5 Things That Most Excite This Wellness Investor

1. Female Entrepreneurship. More and more, the beauty and wellness space is becoming a vehicle for talented women of diverse backgrounds—and that’s exciting.

2. Inclusivity. New businesses now are really all about celebrating women and men in their true selves. People are waking up to the fact that there is no one standard of beauty. This authenticity is resonating with millennials on up. Businesses who get it right will have the opportunity to build strong, lasting relationships with their customers. These are not niche markets, they’re just underserved—plus-sized fashion, women of color—and finally, they’re being included.

3. Owning One’s Own Health. People in general are increasingly distrustful of institutions like Big Pharma. Now, these modern wellness businesses are allowing people to take charge of their own health in myriad ways, from supplements and meditation practices to businesses in the healthy food and even cannabis spaces. Products and services that enable and encourage people to take charge of their own health are very promising right now. 

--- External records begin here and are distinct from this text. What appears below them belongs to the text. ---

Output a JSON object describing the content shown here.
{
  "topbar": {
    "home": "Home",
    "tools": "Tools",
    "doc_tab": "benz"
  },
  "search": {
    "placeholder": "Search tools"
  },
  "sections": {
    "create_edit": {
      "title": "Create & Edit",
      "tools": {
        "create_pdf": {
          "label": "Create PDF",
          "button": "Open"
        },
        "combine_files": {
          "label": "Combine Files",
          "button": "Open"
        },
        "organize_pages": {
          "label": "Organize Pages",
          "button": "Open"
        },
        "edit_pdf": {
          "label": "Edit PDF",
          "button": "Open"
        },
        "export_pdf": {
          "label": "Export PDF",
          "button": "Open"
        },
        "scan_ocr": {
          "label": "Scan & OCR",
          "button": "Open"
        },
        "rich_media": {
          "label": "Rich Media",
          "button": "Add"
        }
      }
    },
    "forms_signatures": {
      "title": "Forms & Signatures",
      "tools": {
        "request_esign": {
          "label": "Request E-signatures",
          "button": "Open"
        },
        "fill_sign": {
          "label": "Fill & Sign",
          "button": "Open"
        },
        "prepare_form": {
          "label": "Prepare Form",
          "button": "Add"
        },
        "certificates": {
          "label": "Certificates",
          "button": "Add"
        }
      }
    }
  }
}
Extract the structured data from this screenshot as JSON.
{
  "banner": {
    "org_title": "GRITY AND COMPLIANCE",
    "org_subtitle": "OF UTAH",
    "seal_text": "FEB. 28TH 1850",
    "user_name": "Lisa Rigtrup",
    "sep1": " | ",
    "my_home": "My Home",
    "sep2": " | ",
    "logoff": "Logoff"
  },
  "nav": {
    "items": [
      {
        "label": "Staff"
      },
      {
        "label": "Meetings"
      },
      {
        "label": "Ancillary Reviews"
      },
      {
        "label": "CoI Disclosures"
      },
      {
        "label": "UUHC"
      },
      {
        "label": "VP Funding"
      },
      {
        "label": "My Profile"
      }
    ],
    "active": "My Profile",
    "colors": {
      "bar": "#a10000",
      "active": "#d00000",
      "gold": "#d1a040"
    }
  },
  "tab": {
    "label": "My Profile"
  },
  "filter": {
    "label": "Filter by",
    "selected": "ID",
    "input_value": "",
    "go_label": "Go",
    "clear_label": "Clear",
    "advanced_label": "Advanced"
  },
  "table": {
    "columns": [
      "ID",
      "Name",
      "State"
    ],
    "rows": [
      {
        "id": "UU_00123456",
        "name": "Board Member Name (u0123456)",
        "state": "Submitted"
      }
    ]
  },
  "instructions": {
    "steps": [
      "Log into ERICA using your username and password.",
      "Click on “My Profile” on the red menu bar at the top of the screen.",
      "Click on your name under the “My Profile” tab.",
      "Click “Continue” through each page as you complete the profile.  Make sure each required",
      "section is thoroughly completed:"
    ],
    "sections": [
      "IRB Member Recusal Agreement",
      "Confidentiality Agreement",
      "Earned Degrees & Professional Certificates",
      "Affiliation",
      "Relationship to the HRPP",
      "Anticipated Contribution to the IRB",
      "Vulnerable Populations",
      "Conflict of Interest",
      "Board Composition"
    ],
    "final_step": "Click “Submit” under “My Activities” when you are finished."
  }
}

4. Increased Access. One of the biggest challenges in wellness is it has historically tended to market toward a narrow group—affluent, white women. As an industry, they’re figuring out wellness is a huge market, and there needs to be greater access to healthy living to people of all backgrounds and socio-economic groups.   

5. Micro-Targeted or Specialized Beauty Brands. The old concept of brand loyalty, where a woman would buy only from her favorite beauty counter brand, is no longer relevant. Now, customers like to mix and match their brands, seeking specialized formulas that target their concerns and unique products and brands. 

Are you interested in launching a wellness business? Check out these tips for setting up your venture. 

About The Author

Amy Flyntz

Amy Flyntz

Amy Flyntz is a Brooklyn-based writer and the founder of Amy Flyntz Copywriting. She spends her days weaving words to woo the masses, reading memoirs (and her horoscope) and snuggling with her rescue dog, Linus. Amy can be reached at www.amyflyntz.com.